Salesforce.com's CEO and chairman Marc Benioff once again professed that customers are revolting against traditional enterprise software as corporations become more social.
The keyword there would be social -- the overriding theme of Dreamforce 2011 -- as Benioff explained in more detail while speaking at a Q&A session at his company's annual conference in San Francisco on Thursday.
Benioff argued that the IT industry as a whole is a complete state of transformation. Customers are often finding themselves at two polar ends of the spectrum, reiterating his Arab Spring parallel on the one end where the Internet isn't being used at all to the inverse side of overexposure. Benioff noted that customers are going to find the middle ground, but they are also the best source for answers and are more important than ever for companies seeking to reinvent themselves.
For example, Benioff posited that if one goes out and interviews 10 different customers about a single issue, say with cloud adoption, the interviewer would receive 10 different answers.
Thus, the rules for cloud computing, integrating social and anything else with it are not clear right now as Benioff exclaimed we are "in a whole new world" with this technology.
Benioff also touched on the growth of his own company (they're certainly hiring right now) as well as a slew of acquisitions that Salesforce has made in the last year, many of which Benioff described as "really cool."
Nevertheless, as Salesforce grows, Benioff explained, it's not about being a dominant and sole leader in this space.

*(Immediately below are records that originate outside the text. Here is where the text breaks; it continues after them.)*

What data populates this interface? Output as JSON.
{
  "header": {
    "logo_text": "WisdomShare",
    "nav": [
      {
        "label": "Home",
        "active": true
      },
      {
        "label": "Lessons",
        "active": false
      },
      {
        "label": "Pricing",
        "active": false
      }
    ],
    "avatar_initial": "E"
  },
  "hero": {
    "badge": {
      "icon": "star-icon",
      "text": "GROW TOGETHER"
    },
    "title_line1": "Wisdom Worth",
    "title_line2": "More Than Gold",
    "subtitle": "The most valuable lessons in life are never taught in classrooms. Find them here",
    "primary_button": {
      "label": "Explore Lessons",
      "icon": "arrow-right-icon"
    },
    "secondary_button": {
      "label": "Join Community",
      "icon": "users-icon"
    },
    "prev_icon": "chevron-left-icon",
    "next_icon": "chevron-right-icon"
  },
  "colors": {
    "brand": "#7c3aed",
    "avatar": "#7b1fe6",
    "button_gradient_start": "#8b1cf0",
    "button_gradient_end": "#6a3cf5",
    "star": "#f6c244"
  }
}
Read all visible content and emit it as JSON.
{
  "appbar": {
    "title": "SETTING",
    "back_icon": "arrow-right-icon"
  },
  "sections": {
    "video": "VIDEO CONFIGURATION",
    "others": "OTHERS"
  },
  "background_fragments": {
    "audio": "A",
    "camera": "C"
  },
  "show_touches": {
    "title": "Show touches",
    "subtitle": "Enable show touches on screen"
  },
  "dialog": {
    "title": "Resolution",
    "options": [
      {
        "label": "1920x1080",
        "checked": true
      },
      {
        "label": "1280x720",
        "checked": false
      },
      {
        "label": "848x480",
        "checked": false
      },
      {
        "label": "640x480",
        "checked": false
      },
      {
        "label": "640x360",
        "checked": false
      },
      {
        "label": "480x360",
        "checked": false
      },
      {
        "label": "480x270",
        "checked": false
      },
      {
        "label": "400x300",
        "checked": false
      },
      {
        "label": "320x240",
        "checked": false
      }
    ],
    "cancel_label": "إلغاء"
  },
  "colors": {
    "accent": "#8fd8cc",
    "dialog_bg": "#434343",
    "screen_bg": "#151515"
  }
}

Rather, Salesforce is sticking to the plan at the heart of the company: it's about building a community.
He argued that "a lot of people have to play together and develop an ecosystem," as "that's the nature of the Internet."
Benioff had some kind words about VMware, which he described as a "tremendous partner." The Salesforce CEO acknowledged that virtual machines are "a powerful piece of software that let us get more value out of existing servers, which have a high level of inefficiency."
But virtualization doesn't fit in with the Salesforce philosophy as Benioff stated that Salesforce's approach to cloud computing is "public services."